The responses from recruiting experts Eric Bossi and Justin Young are worth pointing out as well, as they indicate that even then, some very smart people in the recruiting and prospect evaluation worlds voiced caution about hyperbolizing Wiggins at such an early stage.
Another NBA scout appears to be echoing Goodman’s current sentiments, telling Marc Spears of Yahoo! Sports, “Until Wiggins learns how to play hard, he’s Kansas’ third-best freshman.” Maybe that speaks volumes as to how some scouts value Kansas’ other talented freshmen, Wayne Selden and Joel Embiid, but to legitimately suggest that Wiggins is the third best freshman on his own team seems a little excessive. As CBSSports.com contributor Matt Norlander mentioned last week in the CBS Eye on College Basketball podcast, this situation draws similarities to that of South Carolina football player Jadeveon Clowney, who many believed would have been the top pick in last April’s NFL draft were he eligible, specifically the claim that Wiggins, like Clowney, lacks the work ethic required to thrive at the next level.
So here’s my thing. I don’t have the slightest problem at all with someone changing an opinion on a given player or team. I change my mind on these things almost daily. But I’m also not in a position where my opinion is put out there for the nation to read about on a consistent basis. If Randle has progressed to a point where he’s now a better player than Wiggins, and has earned a spot as the presumed top overall pick in the NBA draft, then so be it. And this isn’t to single out Goodman, because he’s an outstanding college basketball reporter who knows more about the sport just about anyone out there. But opinions like Goodman’s that were written after Andrew Wiggins’ dominant performances prior to his last season at Huntington Prep all culminated to a level of hype for a high school recruit that we haven’t seen since LeBron. It seemed like everyone who had a platform to express an opinion on the high school phenom was in a rush to build him up as quickly as possible, and now it seems some of those same individuals are in a rush to tear him down just as quickly. It doesn’t make a lot of sense.

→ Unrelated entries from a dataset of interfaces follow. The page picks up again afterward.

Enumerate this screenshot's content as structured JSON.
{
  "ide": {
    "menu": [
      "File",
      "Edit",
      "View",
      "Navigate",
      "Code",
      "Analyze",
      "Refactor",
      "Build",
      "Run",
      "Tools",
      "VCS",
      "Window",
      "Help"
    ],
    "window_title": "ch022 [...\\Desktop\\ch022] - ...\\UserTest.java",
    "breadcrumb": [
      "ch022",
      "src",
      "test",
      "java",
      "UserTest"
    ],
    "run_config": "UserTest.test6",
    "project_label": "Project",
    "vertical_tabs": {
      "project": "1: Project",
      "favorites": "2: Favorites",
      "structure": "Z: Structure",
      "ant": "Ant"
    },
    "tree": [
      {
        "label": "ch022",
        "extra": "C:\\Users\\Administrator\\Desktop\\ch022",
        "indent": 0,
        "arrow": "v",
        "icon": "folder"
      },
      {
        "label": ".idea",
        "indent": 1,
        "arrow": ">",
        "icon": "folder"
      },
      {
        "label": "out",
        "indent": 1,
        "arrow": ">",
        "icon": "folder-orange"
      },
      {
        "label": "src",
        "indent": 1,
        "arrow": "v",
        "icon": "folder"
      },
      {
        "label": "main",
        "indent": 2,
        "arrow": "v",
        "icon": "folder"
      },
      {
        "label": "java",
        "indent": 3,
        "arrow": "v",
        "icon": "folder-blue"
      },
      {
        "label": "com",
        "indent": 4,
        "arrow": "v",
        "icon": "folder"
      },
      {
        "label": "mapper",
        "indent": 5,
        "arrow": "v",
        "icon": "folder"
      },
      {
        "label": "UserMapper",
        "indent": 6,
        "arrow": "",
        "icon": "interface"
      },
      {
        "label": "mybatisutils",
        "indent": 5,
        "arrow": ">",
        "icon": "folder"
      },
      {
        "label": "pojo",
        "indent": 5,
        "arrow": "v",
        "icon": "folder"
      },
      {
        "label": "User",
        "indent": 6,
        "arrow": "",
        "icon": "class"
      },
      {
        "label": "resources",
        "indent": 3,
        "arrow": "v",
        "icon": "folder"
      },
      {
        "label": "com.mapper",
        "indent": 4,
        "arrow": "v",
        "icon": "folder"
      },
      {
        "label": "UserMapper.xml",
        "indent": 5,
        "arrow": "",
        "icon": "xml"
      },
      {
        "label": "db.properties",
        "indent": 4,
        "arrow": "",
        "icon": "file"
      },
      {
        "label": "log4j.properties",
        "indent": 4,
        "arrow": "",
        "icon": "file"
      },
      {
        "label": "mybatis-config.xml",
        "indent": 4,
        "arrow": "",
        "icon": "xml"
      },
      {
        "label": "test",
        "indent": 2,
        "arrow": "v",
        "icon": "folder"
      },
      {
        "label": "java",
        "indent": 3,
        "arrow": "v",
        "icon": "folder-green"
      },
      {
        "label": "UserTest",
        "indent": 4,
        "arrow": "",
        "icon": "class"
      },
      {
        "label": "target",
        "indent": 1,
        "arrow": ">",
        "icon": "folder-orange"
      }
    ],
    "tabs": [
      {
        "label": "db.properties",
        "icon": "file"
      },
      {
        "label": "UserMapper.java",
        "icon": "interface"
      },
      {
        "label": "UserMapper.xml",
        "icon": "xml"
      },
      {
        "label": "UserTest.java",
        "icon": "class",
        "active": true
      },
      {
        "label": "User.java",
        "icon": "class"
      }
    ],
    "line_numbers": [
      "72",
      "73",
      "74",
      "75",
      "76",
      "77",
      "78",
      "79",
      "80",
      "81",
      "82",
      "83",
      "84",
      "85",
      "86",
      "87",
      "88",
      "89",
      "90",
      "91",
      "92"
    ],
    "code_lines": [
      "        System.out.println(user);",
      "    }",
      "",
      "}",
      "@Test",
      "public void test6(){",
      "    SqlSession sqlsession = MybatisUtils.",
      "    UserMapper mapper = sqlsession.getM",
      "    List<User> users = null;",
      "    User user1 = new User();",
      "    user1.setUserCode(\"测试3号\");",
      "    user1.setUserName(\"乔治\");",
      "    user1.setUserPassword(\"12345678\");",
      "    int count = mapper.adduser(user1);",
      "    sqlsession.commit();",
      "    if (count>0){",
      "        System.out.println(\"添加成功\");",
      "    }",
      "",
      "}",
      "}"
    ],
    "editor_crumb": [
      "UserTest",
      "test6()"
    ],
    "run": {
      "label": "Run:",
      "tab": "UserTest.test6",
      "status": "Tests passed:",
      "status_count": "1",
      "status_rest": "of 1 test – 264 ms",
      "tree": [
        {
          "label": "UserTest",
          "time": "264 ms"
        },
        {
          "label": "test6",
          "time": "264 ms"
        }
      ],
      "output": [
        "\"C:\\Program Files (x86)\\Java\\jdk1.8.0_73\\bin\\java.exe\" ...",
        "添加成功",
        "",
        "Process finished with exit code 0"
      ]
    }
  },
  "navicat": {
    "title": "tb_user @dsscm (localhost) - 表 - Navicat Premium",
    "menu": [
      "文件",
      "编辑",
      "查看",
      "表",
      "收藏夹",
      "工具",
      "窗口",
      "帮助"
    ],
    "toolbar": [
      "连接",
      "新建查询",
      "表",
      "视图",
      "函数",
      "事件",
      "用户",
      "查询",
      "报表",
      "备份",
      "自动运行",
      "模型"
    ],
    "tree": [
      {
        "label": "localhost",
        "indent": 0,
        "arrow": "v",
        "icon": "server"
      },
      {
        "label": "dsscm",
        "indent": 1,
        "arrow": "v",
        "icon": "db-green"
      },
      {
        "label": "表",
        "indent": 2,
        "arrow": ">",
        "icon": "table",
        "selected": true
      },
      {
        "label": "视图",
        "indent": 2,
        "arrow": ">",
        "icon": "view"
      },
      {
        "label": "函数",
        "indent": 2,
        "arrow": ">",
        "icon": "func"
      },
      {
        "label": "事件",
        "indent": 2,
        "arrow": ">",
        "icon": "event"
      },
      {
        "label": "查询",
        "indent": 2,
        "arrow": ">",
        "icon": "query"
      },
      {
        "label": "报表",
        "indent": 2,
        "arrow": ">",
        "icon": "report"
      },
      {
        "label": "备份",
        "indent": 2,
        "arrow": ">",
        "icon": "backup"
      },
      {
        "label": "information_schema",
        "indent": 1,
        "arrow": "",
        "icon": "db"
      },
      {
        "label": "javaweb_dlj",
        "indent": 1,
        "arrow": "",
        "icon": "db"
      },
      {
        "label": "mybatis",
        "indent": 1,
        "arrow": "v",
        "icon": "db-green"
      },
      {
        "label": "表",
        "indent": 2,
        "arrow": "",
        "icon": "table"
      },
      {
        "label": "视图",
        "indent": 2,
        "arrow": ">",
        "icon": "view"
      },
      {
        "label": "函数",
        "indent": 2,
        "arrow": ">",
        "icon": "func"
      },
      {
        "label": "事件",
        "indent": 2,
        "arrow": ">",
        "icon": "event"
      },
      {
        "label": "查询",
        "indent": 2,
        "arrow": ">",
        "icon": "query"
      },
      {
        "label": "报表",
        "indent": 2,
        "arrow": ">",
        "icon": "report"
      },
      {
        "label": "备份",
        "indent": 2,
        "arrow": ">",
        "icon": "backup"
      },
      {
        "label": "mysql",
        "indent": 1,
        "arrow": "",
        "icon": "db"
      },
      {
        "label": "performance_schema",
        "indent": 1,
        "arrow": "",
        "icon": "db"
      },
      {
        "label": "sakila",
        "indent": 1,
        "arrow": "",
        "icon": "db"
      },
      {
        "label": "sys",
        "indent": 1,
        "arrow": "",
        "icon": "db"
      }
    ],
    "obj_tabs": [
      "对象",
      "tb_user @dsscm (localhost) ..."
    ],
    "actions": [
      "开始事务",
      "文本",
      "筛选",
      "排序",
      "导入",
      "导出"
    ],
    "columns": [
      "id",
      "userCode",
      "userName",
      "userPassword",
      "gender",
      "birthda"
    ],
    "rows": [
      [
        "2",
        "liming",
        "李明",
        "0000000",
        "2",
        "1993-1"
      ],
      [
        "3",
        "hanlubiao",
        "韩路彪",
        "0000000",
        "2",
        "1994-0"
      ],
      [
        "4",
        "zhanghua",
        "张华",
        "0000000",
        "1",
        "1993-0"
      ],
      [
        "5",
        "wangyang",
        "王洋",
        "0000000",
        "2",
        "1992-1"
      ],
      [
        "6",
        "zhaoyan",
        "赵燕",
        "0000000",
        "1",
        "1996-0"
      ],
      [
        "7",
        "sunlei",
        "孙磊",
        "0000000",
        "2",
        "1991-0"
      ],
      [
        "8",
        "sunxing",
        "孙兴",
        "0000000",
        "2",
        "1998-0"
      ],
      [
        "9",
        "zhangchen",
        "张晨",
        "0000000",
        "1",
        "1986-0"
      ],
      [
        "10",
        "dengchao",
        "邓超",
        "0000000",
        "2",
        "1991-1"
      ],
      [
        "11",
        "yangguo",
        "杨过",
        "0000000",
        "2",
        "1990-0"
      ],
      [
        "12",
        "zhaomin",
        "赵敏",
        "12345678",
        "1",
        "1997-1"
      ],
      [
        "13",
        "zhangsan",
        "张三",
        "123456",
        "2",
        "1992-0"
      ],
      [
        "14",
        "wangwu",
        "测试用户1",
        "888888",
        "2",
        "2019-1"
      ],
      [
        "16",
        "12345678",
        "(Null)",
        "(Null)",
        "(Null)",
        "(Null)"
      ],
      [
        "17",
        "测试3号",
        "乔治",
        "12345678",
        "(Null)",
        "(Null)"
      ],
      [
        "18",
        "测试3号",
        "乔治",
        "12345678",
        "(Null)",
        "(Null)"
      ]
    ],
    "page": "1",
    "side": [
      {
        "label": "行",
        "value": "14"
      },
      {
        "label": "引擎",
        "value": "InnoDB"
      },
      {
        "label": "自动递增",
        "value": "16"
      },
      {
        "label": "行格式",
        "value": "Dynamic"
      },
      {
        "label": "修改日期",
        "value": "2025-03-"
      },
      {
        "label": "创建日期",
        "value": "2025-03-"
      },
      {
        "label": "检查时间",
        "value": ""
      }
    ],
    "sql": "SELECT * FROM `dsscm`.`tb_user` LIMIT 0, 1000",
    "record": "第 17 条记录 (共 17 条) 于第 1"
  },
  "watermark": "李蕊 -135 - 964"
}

Goodman could absolutely turn out to be ahead of the curve on this one and look like the smartest man in college basketball, but don’t you think we should actually give the kid a chance to prove himself first? He’ll certainly have a really good opportunity tonight in Chicago.